> **PROBLEM DESCRIPTION**:
Restate exactly, and only, the lines from the one containing "Read all visible content and emit it as JSON." through the end of the entries, keeping both endpoints.

(Data about app and page elements)
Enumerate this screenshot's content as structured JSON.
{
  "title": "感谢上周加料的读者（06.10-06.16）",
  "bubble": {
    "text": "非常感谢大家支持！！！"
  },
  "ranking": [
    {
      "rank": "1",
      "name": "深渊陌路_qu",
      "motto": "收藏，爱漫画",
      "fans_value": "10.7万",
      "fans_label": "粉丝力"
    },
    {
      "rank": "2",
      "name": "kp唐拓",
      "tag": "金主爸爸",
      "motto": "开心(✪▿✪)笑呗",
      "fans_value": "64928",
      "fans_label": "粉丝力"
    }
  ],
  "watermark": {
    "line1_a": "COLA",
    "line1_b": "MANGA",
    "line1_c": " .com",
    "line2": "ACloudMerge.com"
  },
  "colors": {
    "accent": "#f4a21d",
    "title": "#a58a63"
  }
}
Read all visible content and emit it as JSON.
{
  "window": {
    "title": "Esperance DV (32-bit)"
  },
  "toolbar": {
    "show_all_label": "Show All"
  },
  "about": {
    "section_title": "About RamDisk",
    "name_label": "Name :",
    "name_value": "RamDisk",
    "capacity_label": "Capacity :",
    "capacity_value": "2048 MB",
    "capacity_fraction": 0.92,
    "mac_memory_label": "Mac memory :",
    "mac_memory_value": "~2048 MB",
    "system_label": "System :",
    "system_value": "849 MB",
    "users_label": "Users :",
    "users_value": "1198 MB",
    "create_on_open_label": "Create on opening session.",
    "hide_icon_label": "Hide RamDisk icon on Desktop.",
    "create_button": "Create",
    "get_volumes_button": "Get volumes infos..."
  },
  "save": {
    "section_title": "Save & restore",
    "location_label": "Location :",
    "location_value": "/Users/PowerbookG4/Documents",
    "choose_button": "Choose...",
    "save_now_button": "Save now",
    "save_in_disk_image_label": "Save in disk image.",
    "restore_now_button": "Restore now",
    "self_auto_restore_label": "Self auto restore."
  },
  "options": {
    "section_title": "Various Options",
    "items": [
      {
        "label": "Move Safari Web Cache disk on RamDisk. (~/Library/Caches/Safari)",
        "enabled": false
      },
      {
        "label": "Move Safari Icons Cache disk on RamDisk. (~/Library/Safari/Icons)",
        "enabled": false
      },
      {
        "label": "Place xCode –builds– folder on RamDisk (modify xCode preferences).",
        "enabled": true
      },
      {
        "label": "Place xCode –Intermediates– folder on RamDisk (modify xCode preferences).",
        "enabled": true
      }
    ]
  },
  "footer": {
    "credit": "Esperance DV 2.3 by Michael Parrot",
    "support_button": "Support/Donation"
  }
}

> **REPLY TO THE EXERCISE**:
Read all visible content and emit it as JSON.
{
  "window": {
    "title": "Esperance DV (32-bit)"
  },
  "toolbar": {
    "show_all_label": "Show All"
  },
  "about": {
    "section_title": "About RamDisk",
    "name_label": "Name :",
    "name_value": "RamDisk",
    "capacity_label": "Capacity :",
    "capacity_value": "2048 MB",
    "capacity_fraction": 0.92,
    "mac_memory_label": "Mac memory :",
    "mac_memory_value": "~2048 MB",
    "system_label": "System :",
    "system_value": "849 MB",
    "users_label": "Users :",
    "users_value": "1198 MB",
    "create_on_open_label": "Create on opening session.",
    "hide_icon_label": "Hide RamDisk icon on Desktop.",
    "create_button": "Create",
    "get_volumes_button": "Get volumes infos..."
  },
  "save": {
    "section_title": "Save & restore",
    "location_label": "Location :",
    "location_value": "/Users/PowerbookG4/Documents",
    "choose_button": "Choose...",
    "save_now_button": "Save now",
    "save_in_disk_image_label": "Save in disk image.",
    "restore_now_button": "Restore now",
    "self_auto_restore_label": "Self auto restore."
  },
  "options": {
    "section_title": "Various Options",
    "items": [
      {
        "label": "Move Safari Web Cache disk on RamDisk. (~/Library/Caches/Safari)",
        "enabled": false
      },
      {
        "label": "Move Safari Icons Cache disk on RamDisk. (~/Library/Safari/Icons)",
        "enabled": false
      },
      {
        "label": "Place xCode –builds– folder on RamDisk (modify xCode preferences).",
        "enabled": true
      },
      {
        "label": "Place xCode –Intermediates– folder on RamDisk (modify xCode preferences).",
        "enabled": true
      }
    ]
  },
  "footer": {
    "credit": "Esperance DV 2.3 by Michael Parrot",
    "support_button": "Support/Donation"
  }
}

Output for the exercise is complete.